(Stored dataset items)

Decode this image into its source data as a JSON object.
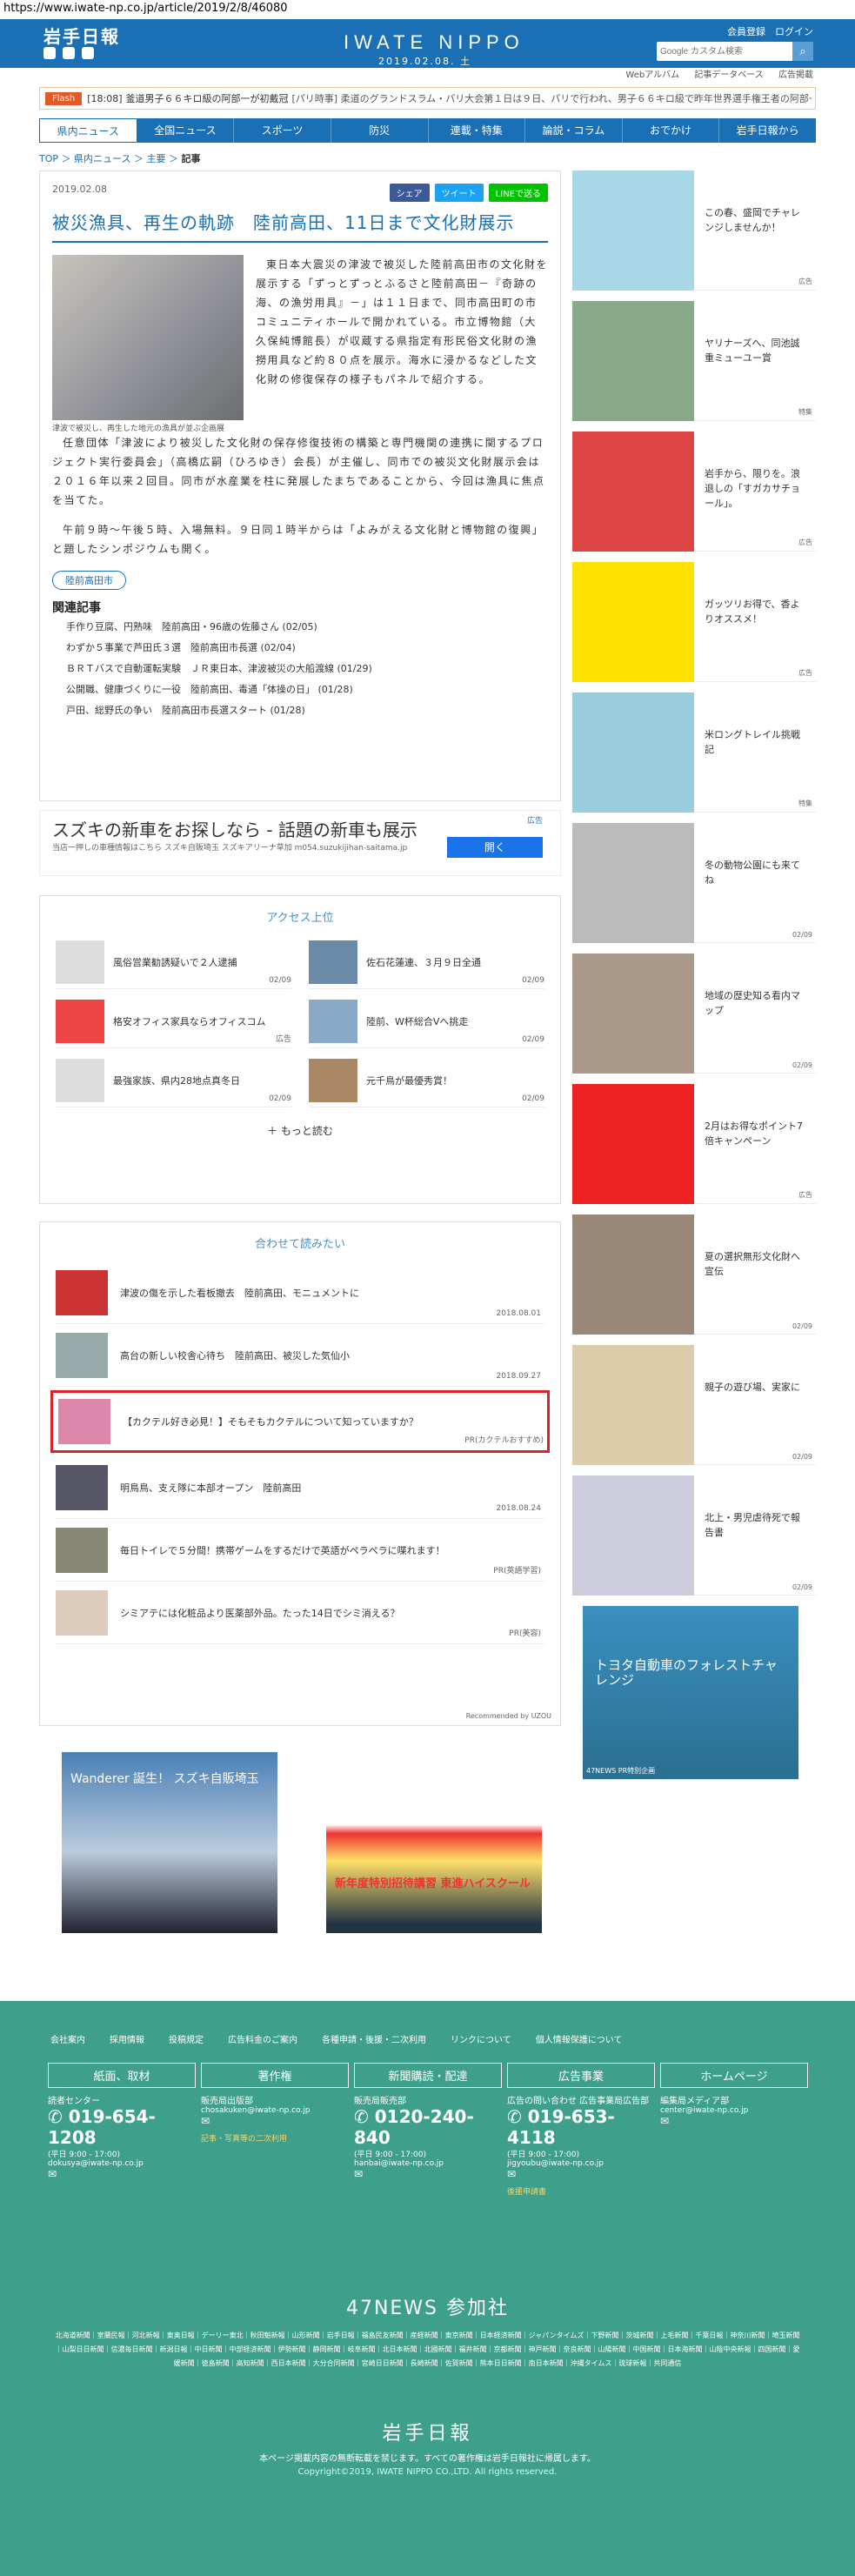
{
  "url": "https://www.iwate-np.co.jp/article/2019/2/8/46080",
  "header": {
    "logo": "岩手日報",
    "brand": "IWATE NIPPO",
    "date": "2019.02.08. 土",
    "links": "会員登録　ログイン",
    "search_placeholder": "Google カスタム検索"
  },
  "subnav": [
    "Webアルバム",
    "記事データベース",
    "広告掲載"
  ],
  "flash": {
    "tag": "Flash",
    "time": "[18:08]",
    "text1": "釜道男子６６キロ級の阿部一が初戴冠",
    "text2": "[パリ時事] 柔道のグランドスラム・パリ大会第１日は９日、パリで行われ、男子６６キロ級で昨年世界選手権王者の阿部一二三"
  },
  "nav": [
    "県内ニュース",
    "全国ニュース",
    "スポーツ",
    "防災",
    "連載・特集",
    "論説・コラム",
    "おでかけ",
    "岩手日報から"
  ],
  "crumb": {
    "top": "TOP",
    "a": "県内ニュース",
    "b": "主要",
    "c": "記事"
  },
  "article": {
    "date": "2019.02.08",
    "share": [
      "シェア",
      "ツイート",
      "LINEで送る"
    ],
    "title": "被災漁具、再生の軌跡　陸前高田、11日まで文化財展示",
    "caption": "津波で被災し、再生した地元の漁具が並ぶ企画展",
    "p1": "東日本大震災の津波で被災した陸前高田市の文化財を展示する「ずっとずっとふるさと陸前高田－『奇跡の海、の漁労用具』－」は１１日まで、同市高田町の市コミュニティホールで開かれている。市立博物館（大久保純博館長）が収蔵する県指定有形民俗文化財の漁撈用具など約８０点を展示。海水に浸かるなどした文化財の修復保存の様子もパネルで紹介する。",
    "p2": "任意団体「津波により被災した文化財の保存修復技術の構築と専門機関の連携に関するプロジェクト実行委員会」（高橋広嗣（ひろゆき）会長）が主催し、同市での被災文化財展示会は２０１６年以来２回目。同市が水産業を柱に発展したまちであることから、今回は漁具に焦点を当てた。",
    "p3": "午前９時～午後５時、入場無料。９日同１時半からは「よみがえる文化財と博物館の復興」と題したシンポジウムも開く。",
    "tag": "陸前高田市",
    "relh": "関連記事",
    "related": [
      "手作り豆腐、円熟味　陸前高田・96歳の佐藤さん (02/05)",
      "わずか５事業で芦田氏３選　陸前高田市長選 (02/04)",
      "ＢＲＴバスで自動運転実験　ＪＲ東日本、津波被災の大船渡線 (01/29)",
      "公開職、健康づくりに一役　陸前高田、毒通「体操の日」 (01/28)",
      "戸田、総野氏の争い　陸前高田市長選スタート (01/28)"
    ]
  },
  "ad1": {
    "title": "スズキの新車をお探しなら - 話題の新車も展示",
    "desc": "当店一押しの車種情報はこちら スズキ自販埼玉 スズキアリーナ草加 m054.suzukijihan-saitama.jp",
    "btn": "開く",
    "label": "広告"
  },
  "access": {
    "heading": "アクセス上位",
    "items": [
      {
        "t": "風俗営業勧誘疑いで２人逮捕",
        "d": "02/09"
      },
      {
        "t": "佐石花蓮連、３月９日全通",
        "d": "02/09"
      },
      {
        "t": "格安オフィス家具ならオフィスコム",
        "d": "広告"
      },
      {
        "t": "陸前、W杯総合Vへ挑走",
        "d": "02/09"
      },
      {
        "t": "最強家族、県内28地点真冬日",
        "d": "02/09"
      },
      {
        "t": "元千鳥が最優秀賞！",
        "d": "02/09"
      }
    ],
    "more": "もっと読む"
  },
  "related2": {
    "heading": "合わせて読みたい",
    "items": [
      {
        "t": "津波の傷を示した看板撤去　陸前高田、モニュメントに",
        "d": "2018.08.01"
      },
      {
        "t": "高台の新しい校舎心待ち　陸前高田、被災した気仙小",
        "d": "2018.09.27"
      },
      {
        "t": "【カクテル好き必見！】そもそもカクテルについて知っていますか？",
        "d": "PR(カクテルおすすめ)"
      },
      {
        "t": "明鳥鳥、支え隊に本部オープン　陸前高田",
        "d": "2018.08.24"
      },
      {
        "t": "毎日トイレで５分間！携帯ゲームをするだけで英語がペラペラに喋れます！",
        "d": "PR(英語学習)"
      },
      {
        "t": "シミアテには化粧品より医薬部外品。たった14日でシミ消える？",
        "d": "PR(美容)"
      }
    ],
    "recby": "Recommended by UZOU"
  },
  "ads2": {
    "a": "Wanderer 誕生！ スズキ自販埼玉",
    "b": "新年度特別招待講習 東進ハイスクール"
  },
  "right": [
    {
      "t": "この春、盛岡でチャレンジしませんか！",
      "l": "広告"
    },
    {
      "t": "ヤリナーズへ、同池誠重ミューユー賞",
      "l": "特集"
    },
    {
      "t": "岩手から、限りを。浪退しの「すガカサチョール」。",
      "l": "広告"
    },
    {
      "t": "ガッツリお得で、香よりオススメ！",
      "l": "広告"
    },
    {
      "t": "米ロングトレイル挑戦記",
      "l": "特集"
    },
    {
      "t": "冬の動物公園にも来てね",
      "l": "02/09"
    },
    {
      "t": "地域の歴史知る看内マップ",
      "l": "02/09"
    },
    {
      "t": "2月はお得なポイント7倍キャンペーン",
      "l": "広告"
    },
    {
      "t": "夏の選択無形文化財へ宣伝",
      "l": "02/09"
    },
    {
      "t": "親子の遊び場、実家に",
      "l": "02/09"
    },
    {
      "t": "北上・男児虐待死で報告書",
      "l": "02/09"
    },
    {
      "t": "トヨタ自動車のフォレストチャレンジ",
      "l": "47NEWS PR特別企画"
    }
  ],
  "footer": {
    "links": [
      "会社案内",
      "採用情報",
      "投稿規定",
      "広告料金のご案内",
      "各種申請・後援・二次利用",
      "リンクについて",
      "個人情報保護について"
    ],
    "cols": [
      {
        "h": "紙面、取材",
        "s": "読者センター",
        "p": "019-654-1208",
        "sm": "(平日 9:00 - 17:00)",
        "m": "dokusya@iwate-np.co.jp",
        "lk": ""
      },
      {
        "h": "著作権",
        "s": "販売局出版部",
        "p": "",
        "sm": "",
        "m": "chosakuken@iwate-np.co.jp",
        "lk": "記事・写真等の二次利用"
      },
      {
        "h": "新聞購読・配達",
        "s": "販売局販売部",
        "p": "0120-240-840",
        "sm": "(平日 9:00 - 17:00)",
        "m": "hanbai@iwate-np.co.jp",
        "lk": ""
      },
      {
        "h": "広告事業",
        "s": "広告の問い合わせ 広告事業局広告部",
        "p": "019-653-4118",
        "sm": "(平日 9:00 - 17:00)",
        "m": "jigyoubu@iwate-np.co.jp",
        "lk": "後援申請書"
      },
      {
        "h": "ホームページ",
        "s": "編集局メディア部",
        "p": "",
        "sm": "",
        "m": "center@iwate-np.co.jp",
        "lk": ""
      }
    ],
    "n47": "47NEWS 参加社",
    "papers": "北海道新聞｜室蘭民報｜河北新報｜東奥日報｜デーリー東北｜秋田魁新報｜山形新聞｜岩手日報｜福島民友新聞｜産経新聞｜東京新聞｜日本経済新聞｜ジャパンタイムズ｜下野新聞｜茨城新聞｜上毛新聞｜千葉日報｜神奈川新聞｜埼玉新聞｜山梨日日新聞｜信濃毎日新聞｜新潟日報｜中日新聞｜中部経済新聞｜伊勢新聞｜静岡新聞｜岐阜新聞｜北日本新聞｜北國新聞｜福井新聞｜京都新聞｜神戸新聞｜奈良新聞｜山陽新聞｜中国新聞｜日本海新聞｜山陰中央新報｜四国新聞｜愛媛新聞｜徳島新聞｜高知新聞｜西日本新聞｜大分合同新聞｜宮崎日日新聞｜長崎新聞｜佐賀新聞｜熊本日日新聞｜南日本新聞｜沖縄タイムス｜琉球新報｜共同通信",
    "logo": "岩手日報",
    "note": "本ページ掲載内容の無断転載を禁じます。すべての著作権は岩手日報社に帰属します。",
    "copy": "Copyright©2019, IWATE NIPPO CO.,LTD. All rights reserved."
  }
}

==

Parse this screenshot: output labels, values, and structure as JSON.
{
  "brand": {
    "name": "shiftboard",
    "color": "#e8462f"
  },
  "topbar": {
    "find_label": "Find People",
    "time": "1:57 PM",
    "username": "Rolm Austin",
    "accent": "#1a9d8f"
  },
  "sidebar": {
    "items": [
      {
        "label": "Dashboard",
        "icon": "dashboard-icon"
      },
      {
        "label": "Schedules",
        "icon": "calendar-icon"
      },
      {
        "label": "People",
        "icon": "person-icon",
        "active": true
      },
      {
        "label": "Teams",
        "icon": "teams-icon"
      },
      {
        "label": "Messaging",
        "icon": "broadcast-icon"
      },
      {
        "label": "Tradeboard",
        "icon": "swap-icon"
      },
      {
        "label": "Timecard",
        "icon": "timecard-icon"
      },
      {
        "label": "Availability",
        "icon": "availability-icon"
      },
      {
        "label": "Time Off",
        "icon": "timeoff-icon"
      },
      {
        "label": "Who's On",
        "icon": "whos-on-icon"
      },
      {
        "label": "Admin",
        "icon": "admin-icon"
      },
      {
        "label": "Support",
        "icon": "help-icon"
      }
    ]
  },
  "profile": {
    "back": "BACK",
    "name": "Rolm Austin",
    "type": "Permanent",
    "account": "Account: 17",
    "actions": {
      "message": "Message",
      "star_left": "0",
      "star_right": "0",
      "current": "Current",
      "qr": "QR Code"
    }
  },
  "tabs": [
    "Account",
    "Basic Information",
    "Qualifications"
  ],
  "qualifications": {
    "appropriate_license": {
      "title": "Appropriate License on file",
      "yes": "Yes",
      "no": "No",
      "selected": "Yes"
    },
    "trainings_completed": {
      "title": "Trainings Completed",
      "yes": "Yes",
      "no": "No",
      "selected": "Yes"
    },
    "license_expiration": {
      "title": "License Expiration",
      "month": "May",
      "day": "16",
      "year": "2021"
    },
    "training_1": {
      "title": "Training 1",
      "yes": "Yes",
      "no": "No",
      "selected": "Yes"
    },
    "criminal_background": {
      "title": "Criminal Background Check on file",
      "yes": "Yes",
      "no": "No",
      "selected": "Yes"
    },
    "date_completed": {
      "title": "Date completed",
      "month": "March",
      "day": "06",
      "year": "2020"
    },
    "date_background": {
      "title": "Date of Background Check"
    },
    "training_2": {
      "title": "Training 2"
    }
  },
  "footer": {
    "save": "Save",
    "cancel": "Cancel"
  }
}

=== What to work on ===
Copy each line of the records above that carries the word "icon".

=== Answer below ===
        "icon": "dashboard-icon"
        "icon": "calendar-icon"
        "icon": "person-icon",
        "icon": "teams-icon"
        "icon": "broadcast-icon"
        "icon": "swap-icon"
        "icon": "timecard-icon"
        "icon": "availability-icon"
        "icon": "timeoff-icon"
        "icon": "whos-on-icon"
        "icon": "admin-icon"
        "icon": "help-icon"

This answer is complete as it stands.